Exercise goal >> Without changing anything, set down every line shown below.

____________________

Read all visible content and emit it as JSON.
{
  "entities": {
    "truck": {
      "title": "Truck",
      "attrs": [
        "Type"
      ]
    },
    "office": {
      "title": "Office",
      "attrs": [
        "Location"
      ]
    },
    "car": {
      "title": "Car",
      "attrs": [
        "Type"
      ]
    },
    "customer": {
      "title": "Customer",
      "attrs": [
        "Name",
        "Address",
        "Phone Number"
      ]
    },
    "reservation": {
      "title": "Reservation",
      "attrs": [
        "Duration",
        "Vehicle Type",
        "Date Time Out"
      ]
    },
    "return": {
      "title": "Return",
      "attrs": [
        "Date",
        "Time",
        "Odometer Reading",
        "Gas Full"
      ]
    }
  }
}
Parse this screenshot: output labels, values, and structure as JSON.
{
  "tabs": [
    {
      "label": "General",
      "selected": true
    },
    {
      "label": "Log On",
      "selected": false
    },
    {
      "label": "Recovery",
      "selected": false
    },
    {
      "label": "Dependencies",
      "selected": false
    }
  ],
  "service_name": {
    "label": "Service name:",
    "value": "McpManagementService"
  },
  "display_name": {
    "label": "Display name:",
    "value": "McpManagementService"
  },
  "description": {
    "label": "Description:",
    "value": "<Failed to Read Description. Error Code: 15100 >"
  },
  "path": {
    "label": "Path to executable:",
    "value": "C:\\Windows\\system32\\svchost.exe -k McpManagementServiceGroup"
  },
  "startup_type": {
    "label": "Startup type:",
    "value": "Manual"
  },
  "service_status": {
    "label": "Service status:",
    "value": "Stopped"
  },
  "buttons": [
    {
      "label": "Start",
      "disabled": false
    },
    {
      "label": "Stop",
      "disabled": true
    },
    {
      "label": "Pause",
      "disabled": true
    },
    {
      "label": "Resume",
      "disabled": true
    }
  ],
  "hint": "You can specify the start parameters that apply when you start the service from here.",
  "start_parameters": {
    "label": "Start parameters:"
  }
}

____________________

Answer to this exercise >>
Read all visible content and emit it as JSON.
{
  "entities": {
    "truck": {
      "title": "Truck",
      "attrs": [
        "Type"
      ]
    },
    "office": {
      "title": "Office",
      "attrs": [
        "Location"
      ]
    },
    "car": {
      "title": "Car",
      "attrs": [
        "Type"
      ]
    },
    "customer": {
      "title": "Customer",
      "attrs": [
        "Name",
        "Address",
        "Phone Number"
      ]
    },
    "reservation": {
      "title": "Reservation",
      "attrs": [
        "Duration",
        "Vehicle Type",
        "Date Time Out"
      ]
    },
    "return": {
      "title": "Return",
      "attrs": [
        "Date",
        "Time",
        "Odometer Reading",
        "Gas Full"
      ]
    }
  }
}
Parse this screenshot: output labels, values, and structure as JSON.
{
  "tabs": [
    {
      "label": "General",
      "selected": true
    },
    {
      "label": "Log On",
      "selected": false
    },
    {
      "label": "Recovery",
      "selected": false
    },
    {
      "label": "Dependencies",
      "selected": false
    }
  ],
  "service_name": {
    "label": "Service name:",
    "value": "McpManagementService"
  },
  "display_name": {
    "label": "Display name:",
    "value": "McpManagementService"
  },
  "description": {
    "label": "Description:",
    "value": "<Failed to Read Description. Error Code: 15100 >"
  },
  "path": {
    "label": "Path to executable:",
    "value": "C:\\Windows\\system32\\svchost.exe -k McpManagementServiceGroup"
  },
  "startup_type": {
    "label": "Startup type:",
    "value": "Manual"
  },
  "service_status": {
    "label": "Service status:",
    "value": "Stopped"
  },
  "buttons": [
    {
      "label": "Start",
      "disabled": false
    },
    {
      "label": "Stop",
      "disabled": true
    },
    {
      "label": "Pause",
      "disabled": true
    },
    {
      "label": "Resume",
      "disabled": true
    }
  ],
  "hint": "You can specify the start parameters that apply when you start the service from here.",
  "start_parameters": {
    "label": "Start parameters:"
  }
}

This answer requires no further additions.